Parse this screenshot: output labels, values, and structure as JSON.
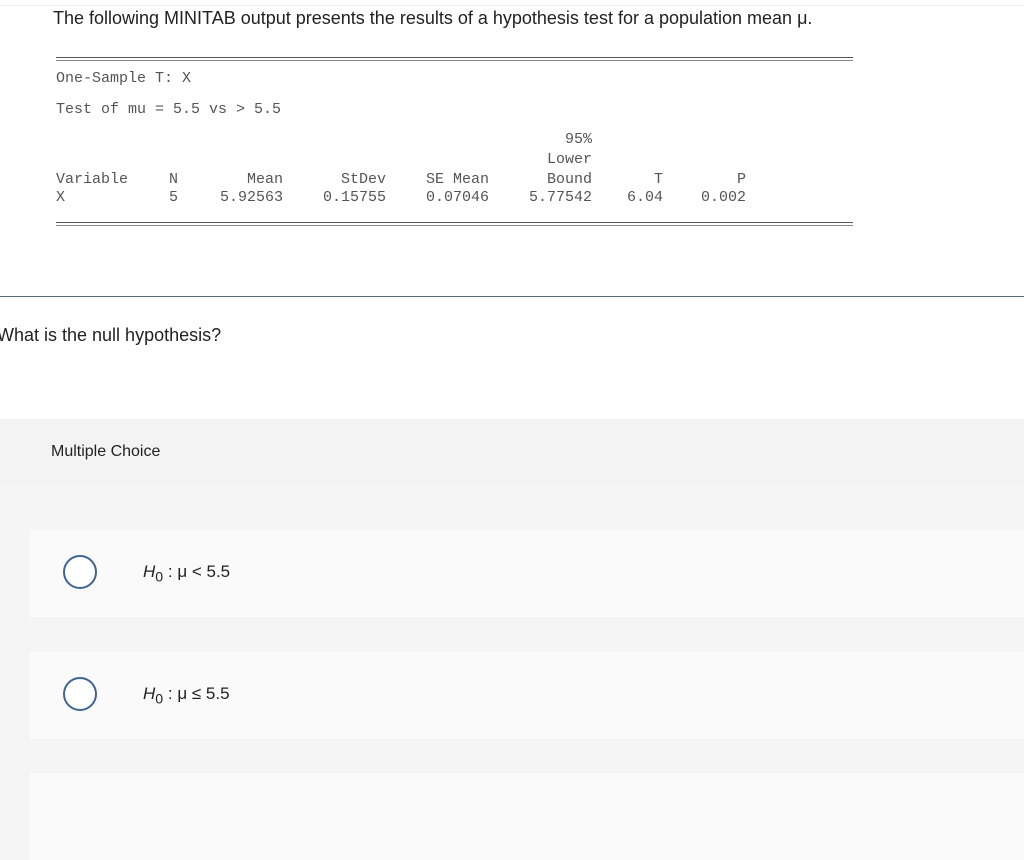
{
  "intro": "The following MINITAB output presents the results of a hypothesis test for a population mean μ.",
  "minitab": {
    "title": "One-Sample T: X",
    "test": "Test of mu = 5.5 vs > 5.5",
    "headers": {
      "variable": "Variable",
      "n": "N",
      "mean": "Mean",
      "stdev": "StDev",
      "semean": "SE Mean",
      "bound1": "95%",
      "bound2": "Lower",
      "bound3": "Bound",
      "t": "T",
      "p": "P"
    },
    "row": {
      "variable": "X",
      "n": "5",
      "mean": "5.92563",
      "stdev": "0.15755",
      "semean": "0.07046",
      "bound": "5.77542",
      "t": "6.04",
      "p": "0.002"
    }
  },
  "question": "What is the null hypothesis?",
  "section_label": "Multiple Choice",
  "options": [
    {
      "h": "H",
      "sub": "0",
      "rest": " : μ < 5.5",
      "selected": false
    },
    {
      "h": "H",
      "sub": "0",
      "rest": " : μ ≤ 5.5",
      "selected": false
    }
  ]
}
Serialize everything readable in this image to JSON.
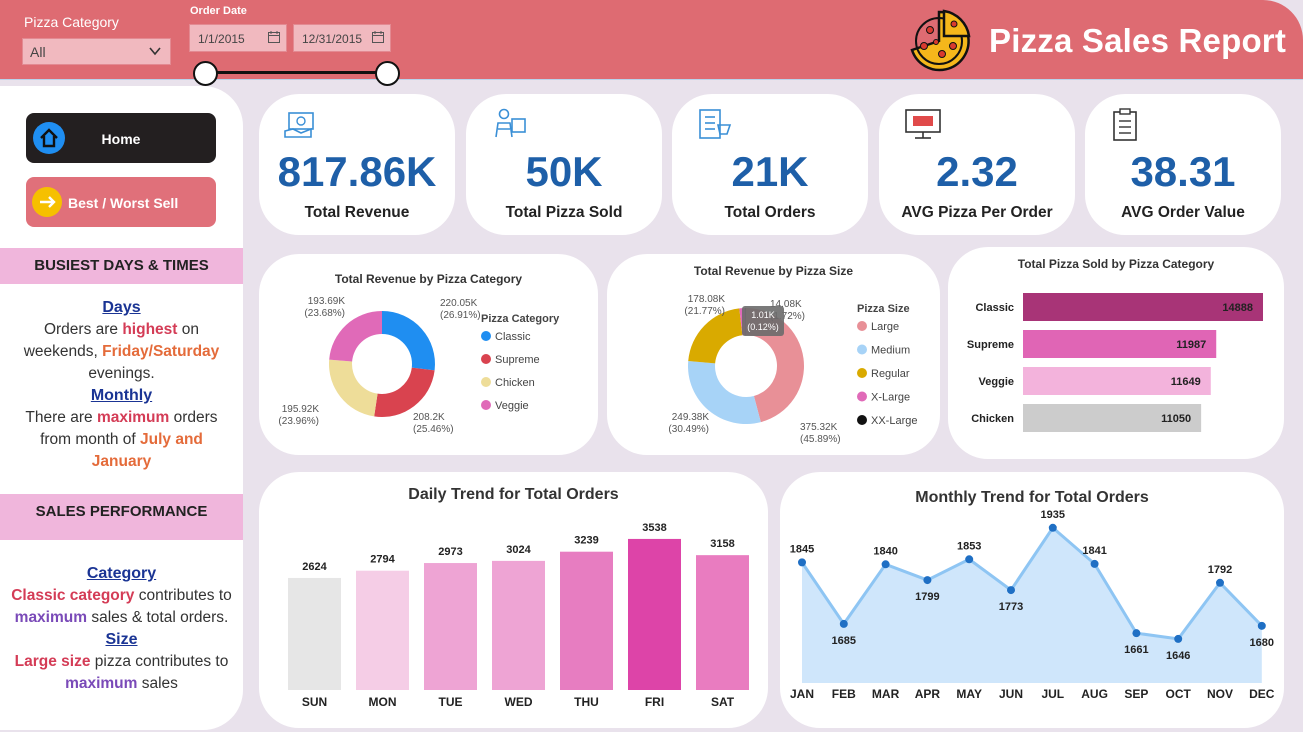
{
  "filters": {
    "category_label": "Pizza Category",
    "category_value": "All",
    "date_label": "Order Date",
    "start_date": "1/1/2015",
    "end_date": "12/31/2015"
  },
  "title": "Pizza Sales Report",
  "nav": {
    "home": "Home",
    "best_worst": "Best / Worst Sell"
  },
  "busiest": {
    "heading": "BUSIEST DAYS & TIMES",
    "days_title": "Days",
    "days_t1": "Orders are ",
    "days_hl1": "highest",
    "days_t2": " on weekends, ",
    "days_hl2": "Friday/Saturday",
    "days_t3": " evenings.",
    "monthly_title": "Monthly",
    "monthly_t1": "There are ",
    "monthly_hl1": "maximum",
    "monthly_t2": " orders from month of ",
    "monthly_hl2": "July and January"
  },
  "performance": {
    "heading": "SALES PERFORMANCE",
    "category_title": "Category",
    "cat_hl1": "Classic category",
    "cat_t1": " contributes to ",
    "cat_hl2": "maximum",
    "cat_t2": " sales & total orders.",
    "size_title": "Size",
    "size_hl1": "Large size",
    "size_t1": " pizza contributes to ",
    "size_hl2": "maximum",
    "size_t2": " sales"
  },
  "kpis": [
    {
      "value": "817.86K",
      "label": "Total Revenue"
    },
    {
      "value": "50K",
      "label": "Total Pizza Sold"
    },
    {
      "value": "21K",
      "label": "Total Orders"
    },
    {
      "value": "2.32",
      "label": "AVG Pizza Per Order"
    },
    {
      "value": "38.31",
      "label": "AVG Order Value"
    }
  ],
  "colors": {
    "header": "#de6b72",
    "kpi_value": "#1e5fa8",
    "home_btn": "#231f20",
    "best_btn": "#e0707a"
  },
  "chart_data": [
    {
      "type": "pie",
      "title": "Total Revenue by Pizza Category",
      "legend_title": "Pizza Category",
      "labels": [
        "Classic",
        "Supreme",
        "Chicken",
        "Veggie"
      ],
      "values": [
        220.05,
        208.2,
        195.92,
        193.69
      ],
      "value_labels": [
        "220.05K",
        "208.2K",
        "195.92K",
        "193.69K"
      ],
      "percent_labels": [
        "(26.91%)",
        "(25.46%)",
        "(23.96%)",
        "(23.68%)"
      ],
      "colors": [
        "#1f8ef1",
        "#d9434f",
        "#eedd99",
        "#e06ab8"
      ]
    },
    {
      "type": "pie",
      "title": "Total Revenue by Pizza Size",
      "legend_title": "Pizza Size",
      "labels": [
        "Large",
        "Medium",
        "Regular",
        "X-Large",
        "XX-Large"
      ],
      "values": [
        375.32,
        249.38,
        178.08,
        14.08,
        1.01
      ],
      "value_labels": [
        "375.32K",
        "249.38K",
        "178.08K",
        "14.08K",
        "1.01K"
      ],
      "percent_labels": [
        "(45.89%)",
        "(30.49%)",
        "(21.77%)",
        "(1.72%)",
        "(0.12%)"
      ],
      "colors": [
        "#e89097",
        "#a7d3f7",
        "#d9aa00",
        "#e06ab8",
        "#111111"
      ]
    },
    {
      "type": "bar",
      "title": "Total Pizza Sold by Pizza Category",
      "categories": [
        "Classic",
        "Supreme",
        "Veggie",
        "Chicken"
      ],
      "values": [
        14888,
        11987,
        11649,
        11050
      ],
      "colors": [
        "#a83477",
        "#e065b5",
        "#f3b3dc",
        "#cccccc"
      ]
    },
    {
      "type": "bar",
      "title": "Daily Trend for Total Orders",
      "categories": [
        "SUN",
        "MON",
        "TUE",
        "WED",
        "THU",
        "FRI",
        "SAT"
      ],
      "values": [
        2624,
        2794,
        2973,
        3024,
        3239,
        3538,
        3158
      ],
      "colors": [
        "#e6e6e6",
        "#f5cde6",
        "#eea4d4",
        "#eea4d4",
        "#e77dc1",
        "#dd44a8",
        "#e97cc0"
      ]
    },
    {
      "type": "area",
      "title": "Monthly Trend for Total Orders",
      "categories": [
        "JAN",
        "FEB",
        "MAR",
        "APR",
        "MAY",
        "JUN",
        "JUL",
        "AUG",
        "SEP",
        "OCT",
        "NOV",
        "DEC"
      ],
      "values": [
        1845,
        1685,
        1840,
        1799,
        1853,
        1773,
        1935,
        1841,
        1661,
        1646,
        1792,
        1680
      ],
      "colors": [
        "#cfe6fb",
        "#8ec5f3",
        "#1f6fc4"
      ]
    }
  ]
}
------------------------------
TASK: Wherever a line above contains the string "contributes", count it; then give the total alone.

FINISHED EXERCISE: 2